And, of course, orthodoxy. Each of the writers stands firmly in what the Foreword calls the Reformed, experiential tradition – the rich, solid heritage of English Puritanism, the Scottish Covenanters, and the Dutch Nadere Reformatie. So if your heart sank when I said ‘contemporary’ above, let your spirits rise again – this is the same old familiar experiential covenantal theology of Rutherford, Boston, McCheyne, and their fellows, only living on and flourishing in today’s world too. This means a constant reference to or presupposition of the great doctrines of the faith, and a continual stress on the necessity of having these truths alive and operative in our soul’s experience here and now.
Personally, I can’t help saying that I found July’s treatment of the prophecy of Hosea to be the most instantly helpful of the whole book. The end of Hosea contains a few ‘landmark’ passages which reward the reader for puzzling through the earlier sections – say the start of chapter 14 especially (Take with you words, and come, and say, Take away all iniquity and receive us graciously…), but the treatment of Hosea here brings the whole book into a light where it all fits together, and in a way that speaks clearly and directly to the varieties of a soul’s spiritual condition. ‘God’s “therefores” are different from our “therefores”. Instead of using the greatness of Israel’s sins to demonstrate the greatness of his justice, he uses them to display the greatness of his mercy. Where sin abounded, there did grace much more abound. So, in response to “she forgat me,” the Lord says, “Therefore, behold, I will allure her.”’

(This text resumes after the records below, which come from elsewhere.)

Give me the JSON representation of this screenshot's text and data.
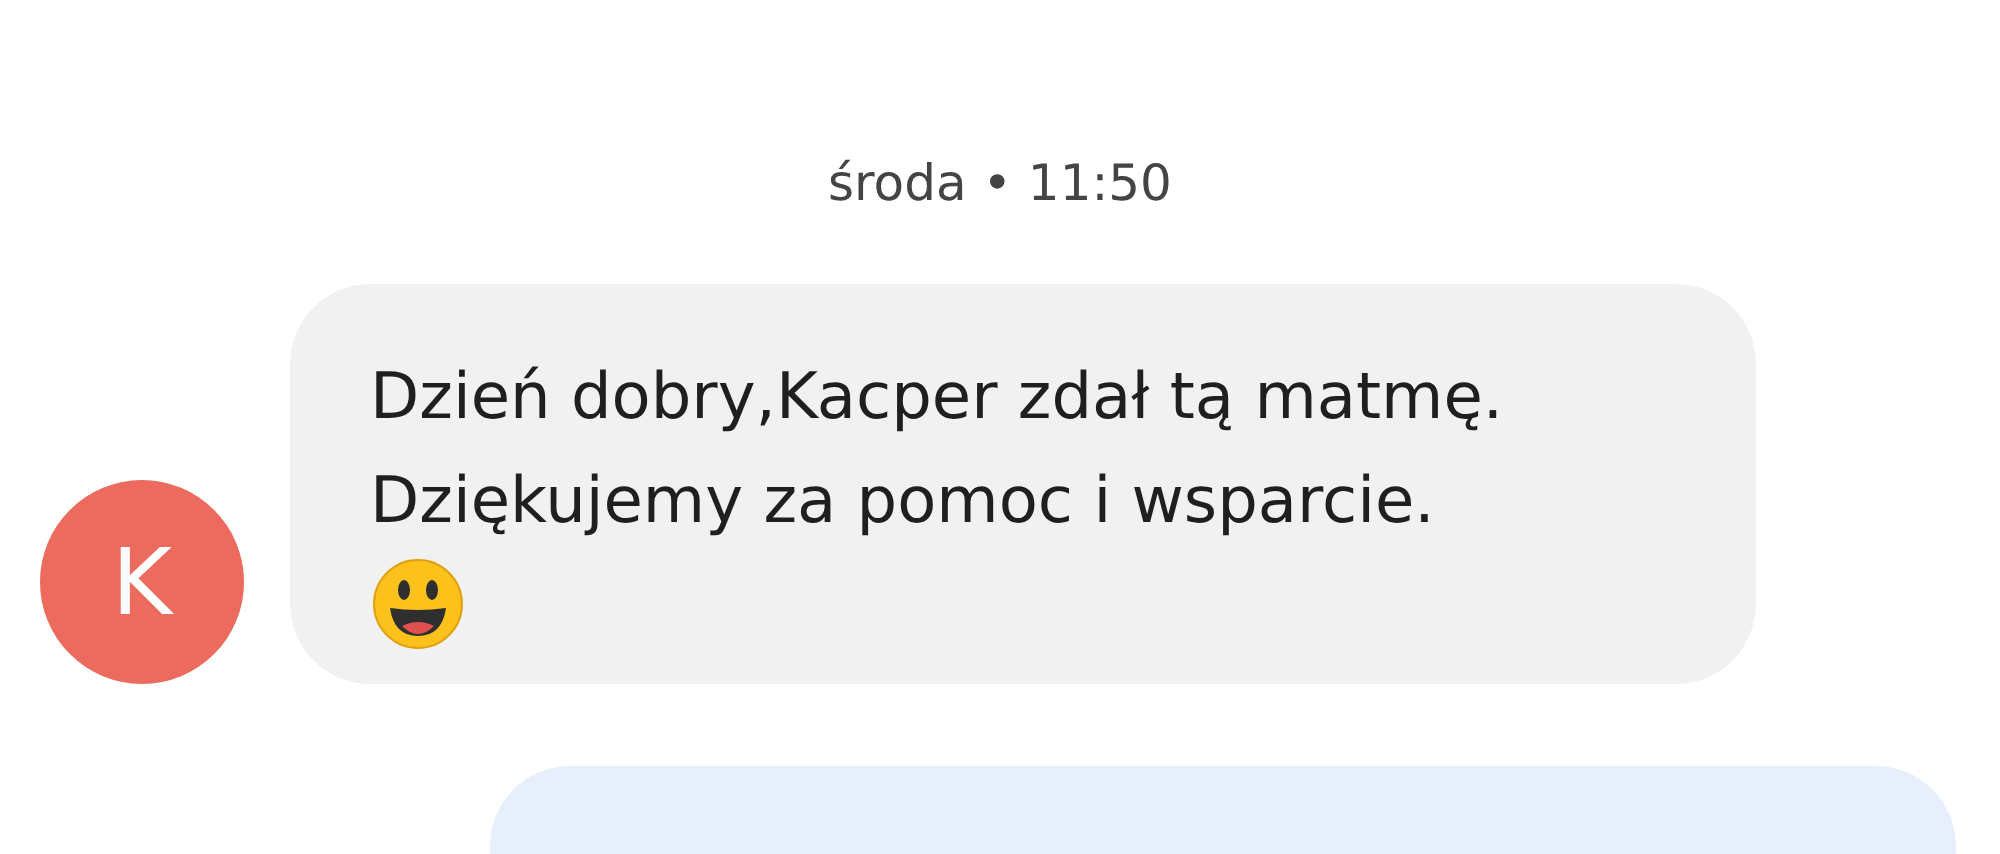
{
  "timestamp": "środa • 11:50",
  "messages": [
    {
      "kind": "incoming",
      "avatar": {
        "letter": "K",
        "color": "#ec6a5e"
      },
      "lines": [
        "Dzień dobry,Kacper zdał tą matmę.",
        "Dziękujemy za pomoc i wsparcie."
      ],
      "smiley": true
    },
    {
      "kind": "outgoing"
    }
  ]
}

The only other observation I would make is that apart from the editor himself, none of the contributors to this volume are particularly Big Names. In fact, I would cite that as one of the major strengths of this book. It has been impressing itself on me for the past several months that pastors are meant to pastor. When good men get good work published and gain a wider audience for the truths their function is to proclaim, that is a good thing. But what the church fundamentally needs is not so much writers and broadcasters, as preachers. Good men go unnoticed in wider circles because their first priority is their own congregation, which they pour all their energies into pastoring. It’s a pity if there’s nobody in the church to write books and get published, but we could do with being more appreciative of the hard work that ordinary ministers put in to mining the Word, praying for souls, and feeding the flock, week after week with minimal recognition and maybe not much obvious fruit. It’s the weekly preaching which is the ordained means of convincing and converting sinners and building up the saints, perhaps not with particularly dramatic results in either case, but even when it’s hard work and apparently pointless, there’s no substitute for using the ordained means. The impact of many a faithful pastor, sermons spoken into the air and no publications list to his name, is often summed up in the unquantifiable legacy of gradually edified souls. All of which to say – a book like this is sort of a snapshot of the kind of ministering that we stand sorely in need of today, and if these men aren’t all household names, it’s not for lack of gifts or graces. Envy their congregations (in, of course, the best possible Christian way) and make the most of what they’ve put in print here.
Disclosure of interest: a couple of the contributors are FPs.
Disclosure of ecumenicity: most of them are not.